When you create a scholarly piece of work, you own the copyright. When you agree to publish it in a journal or as a book, you grant some rights to your publisher, and you may keep others. The contract specifies these.
Read more about publisher contracts in this brief guide for academics or the Authors Alliance guide to Understanding and Negotiating Book Publication Contracts.
View this webinar recording by CUNY Graduate Center Librarian Jill Cirasella on journal contracts.
Fair use is a component of copyright law that permits limited use of copyright-protected works without permission from the owner in certain circumstances.
According to Copyright.gov, the four guidelines for determining fair use are:
Read more about the determination of fair use here.
Creative Commons (CC) copyright licenses allow flexibility within the traditional “all rights reserved” setting that copyright law creates.
CC licenses give everyone a simple, standardized way to grant copyright permissions to their creative work.
Combine the different license permissions to get just what you need. See our Creative Commons Basics for further details on CC and its licenses.
The book Open Content A Practical Guide to Using Creative Commons Licences intends to provide interested individuals and organisations with practical guidelines for the use and application of open content licences: How do open content licences work?

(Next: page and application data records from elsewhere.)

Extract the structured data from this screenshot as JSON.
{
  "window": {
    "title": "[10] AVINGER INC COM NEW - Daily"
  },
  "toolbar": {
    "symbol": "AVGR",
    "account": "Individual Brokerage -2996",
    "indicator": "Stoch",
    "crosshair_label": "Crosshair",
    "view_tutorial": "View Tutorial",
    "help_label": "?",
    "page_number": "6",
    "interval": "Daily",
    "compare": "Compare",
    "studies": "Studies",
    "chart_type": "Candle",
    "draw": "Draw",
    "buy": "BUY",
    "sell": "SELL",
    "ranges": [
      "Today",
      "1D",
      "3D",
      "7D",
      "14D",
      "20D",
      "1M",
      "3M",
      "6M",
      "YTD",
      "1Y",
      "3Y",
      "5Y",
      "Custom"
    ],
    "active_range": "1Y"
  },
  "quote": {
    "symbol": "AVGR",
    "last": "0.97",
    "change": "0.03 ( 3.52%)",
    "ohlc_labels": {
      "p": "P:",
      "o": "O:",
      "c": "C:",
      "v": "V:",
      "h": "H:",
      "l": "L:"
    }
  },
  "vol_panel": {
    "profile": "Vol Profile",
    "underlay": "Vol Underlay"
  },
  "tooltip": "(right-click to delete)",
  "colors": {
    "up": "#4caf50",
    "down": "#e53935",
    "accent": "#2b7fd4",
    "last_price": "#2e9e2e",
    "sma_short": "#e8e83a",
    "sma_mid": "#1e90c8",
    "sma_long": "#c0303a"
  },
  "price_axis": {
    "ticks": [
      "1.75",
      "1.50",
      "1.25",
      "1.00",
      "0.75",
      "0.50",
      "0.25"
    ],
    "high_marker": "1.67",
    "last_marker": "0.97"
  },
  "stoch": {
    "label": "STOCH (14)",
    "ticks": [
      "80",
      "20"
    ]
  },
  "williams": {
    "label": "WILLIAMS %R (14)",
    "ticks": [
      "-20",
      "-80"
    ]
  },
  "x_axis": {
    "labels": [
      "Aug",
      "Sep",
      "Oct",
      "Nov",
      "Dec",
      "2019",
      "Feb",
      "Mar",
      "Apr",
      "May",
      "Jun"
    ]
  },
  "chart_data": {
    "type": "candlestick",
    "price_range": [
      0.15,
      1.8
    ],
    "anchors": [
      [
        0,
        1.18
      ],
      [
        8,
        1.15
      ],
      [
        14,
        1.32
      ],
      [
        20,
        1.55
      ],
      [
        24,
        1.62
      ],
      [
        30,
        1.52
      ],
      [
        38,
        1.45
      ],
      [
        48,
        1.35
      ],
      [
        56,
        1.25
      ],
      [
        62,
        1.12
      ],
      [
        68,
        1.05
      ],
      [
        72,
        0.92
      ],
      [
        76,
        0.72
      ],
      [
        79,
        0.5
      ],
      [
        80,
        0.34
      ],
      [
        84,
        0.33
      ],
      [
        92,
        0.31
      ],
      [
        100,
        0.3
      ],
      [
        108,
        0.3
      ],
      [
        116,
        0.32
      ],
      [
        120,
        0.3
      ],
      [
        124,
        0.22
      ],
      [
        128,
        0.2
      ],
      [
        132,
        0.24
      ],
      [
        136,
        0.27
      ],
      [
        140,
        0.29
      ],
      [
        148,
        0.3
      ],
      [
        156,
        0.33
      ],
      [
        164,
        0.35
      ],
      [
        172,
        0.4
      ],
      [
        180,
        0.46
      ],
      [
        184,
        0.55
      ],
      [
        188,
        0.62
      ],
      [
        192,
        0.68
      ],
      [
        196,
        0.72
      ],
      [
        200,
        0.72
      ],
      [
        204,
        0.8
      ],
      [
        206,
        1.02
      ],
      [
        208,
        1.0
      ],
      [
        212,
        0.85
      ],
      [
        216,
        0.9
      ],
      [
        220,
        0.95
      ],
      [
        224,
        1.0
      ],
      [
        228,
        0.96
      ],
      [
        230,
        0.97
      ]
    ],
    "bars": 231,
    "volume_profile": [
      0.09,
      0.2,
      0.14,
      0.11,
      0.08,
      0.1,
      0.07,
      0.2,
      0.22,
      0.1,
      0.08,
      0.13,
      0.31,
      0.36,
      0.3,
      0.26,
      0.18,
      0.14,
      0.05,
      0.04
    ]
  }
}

How do you choose the most suitable licence for your individual needs? Where can you find open content online? These are only some of the questions which these guidelines try to answer.
When remixing OER material, consult this chart to determine whether differently licensed works can be comibined.
From Open Content - A Practical Guide to Using Creative Commons Licences by Dr. Till Kreutzer. CC-BY-4.0